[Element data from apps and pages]
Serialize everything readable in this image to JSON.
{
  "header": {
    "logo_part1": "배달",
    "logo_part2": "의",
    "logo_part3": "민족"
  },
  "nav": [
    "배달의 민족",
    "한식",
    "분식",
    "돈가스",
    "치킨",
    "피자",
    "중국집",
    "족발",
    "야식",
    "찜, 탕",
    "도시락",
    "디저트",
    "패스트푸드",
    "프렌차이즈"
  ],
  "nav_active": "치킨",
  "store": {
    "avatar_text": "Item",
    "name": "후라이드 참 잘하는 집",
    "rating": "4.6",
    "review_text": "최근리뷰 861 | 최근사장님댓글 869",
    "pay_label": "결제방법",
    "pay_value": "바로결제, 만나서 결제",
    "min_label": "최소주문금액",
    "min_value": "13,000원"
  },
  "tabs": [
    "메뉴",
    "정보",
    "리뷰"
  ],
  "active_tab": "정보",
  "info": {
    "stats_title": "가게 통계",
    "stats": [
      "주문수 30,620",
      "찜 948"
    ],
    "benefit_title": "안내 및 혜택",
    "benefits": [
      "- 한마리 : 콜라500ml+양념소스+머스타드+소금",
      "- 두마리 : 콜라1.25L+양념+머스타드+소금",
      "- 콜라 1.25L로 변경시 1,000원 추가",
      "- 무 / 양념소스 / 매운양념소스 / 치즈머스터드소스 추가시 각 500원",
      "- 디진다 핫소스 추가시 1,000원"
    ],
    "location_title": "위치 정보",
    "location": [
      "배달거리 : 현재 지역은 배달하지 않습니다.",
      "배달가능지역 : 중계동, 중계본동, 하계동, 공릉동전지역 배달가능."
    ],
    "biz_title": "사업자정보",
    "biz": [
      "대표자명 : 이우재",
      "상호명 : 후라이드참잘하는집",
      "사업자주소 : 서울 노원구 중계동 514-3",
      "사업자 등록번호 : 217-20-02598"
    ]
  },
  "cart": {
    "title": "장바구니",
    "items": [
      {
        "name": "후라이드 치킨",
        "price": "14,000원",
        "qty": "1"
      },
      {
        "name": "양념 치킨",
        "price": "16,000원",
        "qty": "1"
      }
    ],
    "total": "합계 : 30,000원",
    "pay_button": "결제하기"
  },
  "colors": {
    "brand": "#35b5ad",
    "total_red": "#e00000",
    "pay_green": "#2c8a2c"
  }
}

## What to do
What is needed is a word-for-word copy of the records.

## Answer
Serialize everything readable in this image to JSON.
{
  "header": {
    "logo_part1": "배달",
    "logo_part2": "의",
    "logo_part3": "민족"
  },
  "nav": [
    "배달의 민족",
    "한식",
    "분식",
    "돈가스",
    "치킨",
    "피자",
    "중국집",
    "족발",
    "야식",
    "찜, 탕",
    "도시락",
    "디저트",
    "패스트푸드",
    "프렌차이즈"
  ],
  "nav_active": "치킨",
  "store": {
    "avatar_text": "Item",
    "name": "후라이드 참 잘하는 집",
    "rating": "4.6",
    "review_text": "최근리뷰 861 | 최근사장님댓글 869",
    "pay_label": "결제방법",
    "pay_value": "바로결제, 만나서 결제",
    "min_label": "최소주문금액",
    "min_value": "13,000원"
  },
  "tabs": [
    "메뉴",
    "정보",
    "리뷰"
  ],
  "active_tab": "정보",
  "info": {
    "stats_title": "가게 통계",
    "stats": [
      "주문수 30,620",
      "찜 948"
    ],
    "benefit_title": "안내 및 혜택",
    "benefits": [
      "- 한마리 : 콜라500ml+양념소스+머스타드+소금",
      "- 두마리 : 콜라1.25L+양념+머스타드+소금",
      "- 콜라 1.25L로 변경시 1,000원 추가",
      "- 무 / 양념소스 / 매운양념소스 / 치즈머스터드소스 추가시 각 500원",
      "- 디진다 핫소스 추가시 1,000원"
    ],
    "location_title": "위치 정보",
    "location": [
      "배달거리 : 현재 지역은 배달하지 않습니다.",
      "배달가능지역 : 중계동, 중계본동, 하계동, 공릉동전지역 배달가능."
    ],
    "biz_title": "사업자정보",
    "biz": [
      "대표자명 : 이우재",
      "상호명 : 후라이드참잘하는집",
      "사업자주소 : 서울 노원구 중계동 514-3",
      "사업자 등록번호 : 217-20-02598"
    ]
  },
  "cart": {
    "title": "장바구니",
    "items": [
      {
        "name": "후라이드 치킨",
        "price": "14,000원",
        "qty": "1"
      },
      {
        "name": "양념 치킨",
        "price": "16,000원",
        "qty": "1"
      }
    ],
    "total": "합계 : 30,000원",
    "pay_button": "결제하기"
  },
  "colors": {
    "brand": "#35b5ad",
    "total_red": "#e00000",
    "pay_green": "#2c8a2c"
  }
}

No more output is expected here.